**WHAT IS BEING ASKED:** Could you return the data below exactly as it appears?

**RECORDS TO PROCESS:**
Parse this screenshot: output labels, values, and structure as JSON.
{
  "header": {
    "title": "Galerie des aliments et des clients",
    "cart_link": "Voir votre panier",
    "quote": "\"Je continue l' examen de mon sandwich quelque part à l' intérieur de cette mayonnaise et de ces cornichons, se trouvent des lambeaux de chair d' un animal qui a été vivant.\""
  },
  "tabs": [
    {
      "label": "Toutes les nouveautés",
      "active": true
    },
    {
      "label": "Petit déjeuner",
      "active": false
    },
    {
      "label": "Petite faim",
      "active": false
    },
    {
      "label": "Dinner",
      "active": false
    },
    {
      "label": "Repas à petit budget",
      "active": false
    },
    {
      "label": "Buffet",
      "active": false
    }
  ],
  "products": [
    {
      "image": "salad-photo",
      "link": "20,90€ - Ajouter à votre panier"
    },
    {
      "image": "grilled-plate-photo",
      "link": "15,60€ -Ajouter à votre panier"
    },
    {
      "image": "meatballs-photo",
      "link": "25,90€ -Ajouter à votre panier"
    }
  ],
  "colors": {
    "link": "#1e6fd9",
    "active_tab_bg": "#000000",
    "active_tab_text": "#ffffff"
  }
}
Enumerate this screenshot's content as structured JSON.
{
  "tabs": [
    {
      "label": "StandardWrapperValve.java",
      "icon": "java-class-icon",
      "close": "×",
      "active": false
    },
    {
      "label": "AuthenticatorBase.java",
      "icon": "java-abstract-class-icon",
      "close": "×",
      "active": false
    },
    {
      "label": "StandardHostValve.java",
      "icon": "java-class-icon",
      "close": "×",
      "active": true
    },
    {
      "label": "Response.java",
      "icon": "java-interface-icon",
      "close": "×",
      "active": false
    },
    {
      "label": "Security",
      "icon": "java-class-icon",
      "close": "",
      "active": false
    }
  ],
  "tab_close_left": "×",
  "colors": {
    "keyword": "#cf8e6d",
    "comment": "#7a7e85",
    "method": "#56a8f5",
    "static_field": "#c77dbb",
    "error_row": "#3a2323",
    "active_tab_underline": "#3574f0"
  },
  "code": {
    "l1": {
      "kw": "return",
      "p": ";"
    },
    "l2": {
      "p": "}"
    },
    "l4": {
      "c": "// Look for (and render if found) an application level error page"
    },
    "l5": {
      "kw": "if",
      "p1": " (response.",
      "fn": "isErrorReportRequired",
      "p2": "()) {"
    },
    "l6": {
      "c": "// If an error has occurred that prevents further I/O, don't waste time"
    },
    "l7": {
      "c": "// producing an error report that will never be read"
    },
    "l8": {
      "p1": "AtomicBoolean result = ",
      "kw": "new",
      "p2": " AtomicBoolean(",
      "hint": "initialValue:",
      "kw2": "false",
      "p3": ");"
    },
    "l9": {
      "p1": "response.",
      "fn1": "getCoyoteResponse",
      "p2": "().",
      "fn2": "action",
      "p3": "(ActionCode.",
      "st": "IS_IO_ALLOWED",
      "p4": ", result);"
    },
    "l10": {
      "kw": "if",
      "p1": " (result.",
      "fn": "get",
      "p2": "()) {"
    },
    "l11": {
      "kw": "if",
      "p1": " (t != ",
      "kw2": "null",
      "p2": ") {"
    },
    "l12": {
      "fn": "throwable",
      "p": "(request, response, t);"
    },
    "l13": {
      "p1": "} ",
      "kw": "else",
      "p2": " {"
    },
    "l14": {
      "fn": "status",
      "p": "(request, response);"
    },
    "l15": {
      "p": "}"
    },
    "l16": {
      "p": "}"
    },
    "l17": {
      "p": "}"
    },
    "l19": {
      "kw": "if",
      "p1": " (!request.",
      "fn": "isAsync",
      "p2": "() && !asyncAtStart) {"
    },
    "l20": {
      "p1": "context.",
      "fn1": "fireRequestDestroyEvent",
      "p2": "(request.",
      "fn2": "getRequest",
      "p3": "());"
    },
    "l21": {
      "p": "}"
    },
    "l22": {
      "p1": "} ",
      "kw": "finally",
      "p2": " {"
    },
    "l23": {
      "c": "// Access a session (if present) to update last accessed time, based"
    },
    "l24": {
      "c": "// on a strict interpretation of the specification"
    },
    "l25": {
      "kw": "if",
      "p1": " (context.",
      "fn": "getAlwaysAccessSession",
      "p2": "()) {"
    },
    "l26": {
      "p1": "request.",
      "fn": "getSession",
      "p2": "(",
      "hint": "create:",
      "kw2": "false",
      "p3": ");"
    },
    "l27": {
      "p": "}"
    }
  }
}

**RESULT:**
Parse this screenshot: output labels, values, and structure as JSON.
{
  "header": {
    "title": "Galerie des aliments et des clients",
    "cart_link": "Voir votre panier",
    "quote": "\"Je continue l' examen de mon sandwich quelque part à l' intérieur de cette mayonnaise et de ces cornichons, se trouvent des lambeaux de chair d' un animal qui a été vivant.\""
  },
  "tabs": [
    {
      "label": "Toutes les nouveautés",
      "active": true
    },
    {
      "label": "Petit déjeuner",
      "active": false
    },
    {
      "label": "Petite faim",
      "active": false
    },
    {
      "label": "Dinner",
      "active": false
    },
    {
      "label": "Repas à petit budget",
      "active": false
    },
    {
      "label": "Buffet",
      "active": false
    }
  ],
  "products": [
    {
      "image": "salad-photo",
      "link": "20,90€ - Ajouter à votre panier"
    },
    {
      "image": "grilled-plate-photo",
      "link": "15,60€ -Ajouter à votre panier"
    },
    {
      "image": "meatballs-photo",
      "link": "25,90€ -Ajouter à votre panier"
    }
  ],
  "colors": {
    "link": "#1e6fd9",
    "active_tab_bg": "#000000",
    "active_tab_text": "#ffffff"
  }
}
Enumerate this screenshot's content as structured JSON.
{
  "tabs": [
    {
      "label": "StandardWrapperValve.java",
      "icon": "java-class-icon",
      "close": "×",
      "active": false
    },
    {
      "label": "AuthenticatorBase.java",
      "icon": "java-abstract-class-icon",
      "close": "×",
      "active": false
    },
    {
      "label": "StandardHostValve.java",
      "icon": "java-class-icon",
      "close": "×",
      "active": true
    },
    {
      "label": "Response.java",
      "icon": "java-interface-icon",
      "close": "×",
      "active": false
    },
    {
      "label": "Security",
      "icon": "java-class-icon",
      "close": "",
      "active": false
    }
  ],
  "tab_close_left": "×",
  "colors": {
    "keyword": "#cf8e6d",
    "comment": "#7a7e85",
    "method": "#56a8f5",
    "static_field": "#c77dbb",
    "error_row": "#3a2323",
    "active_tab_underline": "#3574f0"
  },
  "code": {
    "l1": {
      "kw": "return",
      "p": ";"
    },
    "l2": {
      "p": "}"
    },
    "l4": {
      "c": "// Look for (and render if found) an application level error page"
    },
    "l5": {
      "kw": "if",
      "p1": " (response.",
      "fn": "isErrorReportRequired",
      "p2": "()) {"
    },
    "l6": {
      "c": "// If an error has occurred that prevents further I/O, don't waste time"
    },
    "l7": {
      "c": "// producing an error report that will never be read"
    },
    "l8": {
      "p1": "AtomicBoolean result = ",
      "kw": "new",
      "p2": " AtomicBoolean(",
      "hint": "initialValue:",
      "kw2": "false",
      "p3": ");"
    },
    "l9": {
      "p1": "response.",
      "fn1": "getCoyoteResponse",
      "p2": "().",
      "fn2": "action",
      "p3": "(ActionCode.",
      "st": "IS_IO_ALLOWED",
      "p4": ", result);"
    },
    "l10": {
      "kw": "if",
      "p1": " (result.",
      "fn": "get",
      "p2": "()) {"
    },
    "l11": {
      "kw": "if",
      "p1": " (t != ",
      "kw2": "null",
      "p2": ") {"
    },
    "l12": {
      "fn": "throwable",
      "p": "(request, response, t);"
    },
    "l13": {
      "p1": "} ",
      "kw": "else",
      "p2": " {"
    },
    "l14": {
      "fn": "status",
      "p": "(request, response);"
    },
    "l15": {
      "p": "}"
    },
    "l16": {
      "p": "}"
    },
    "l17": {
      "p": "}"
    },
    "l19": {
      "kw": "if",
      "p1": " (!request.",
      "fn": "isAsync",
      "p2": "() && !asyncAtStart) {"
    },
    "l20": {
      "p1": "context.",
      "fn1": "fireRequestDestroyEvent",
      "p2": "(request.",
      "fn2": "getRequest",
      "p3": "());"
    },
    "l21": {
      "p": "}"
    },
    "l22": {
      "p1": "} ",
      "kw": "finally",
      "p2": " {"
    },
    "l23": {
      "c": "// Access a session (if present) to update last accessed time, based"
    },
    "l24": {
      "c": "// on a strict interpretation of the specification"
    },
    "l25": {
      "kw": "if",
      "p1": " (context.",
      "fn": "getAlwaysAccessSession",
      "p2": "()) {"
    },
    "l26": {
      "p1": "request.",
      "fn": "getSession",
      "p2": "(",
      "hint": "create:",
      "kw2": "false",
      "p3": ");"
    },
    "l27": {
      "p": "}"
    }
  }
}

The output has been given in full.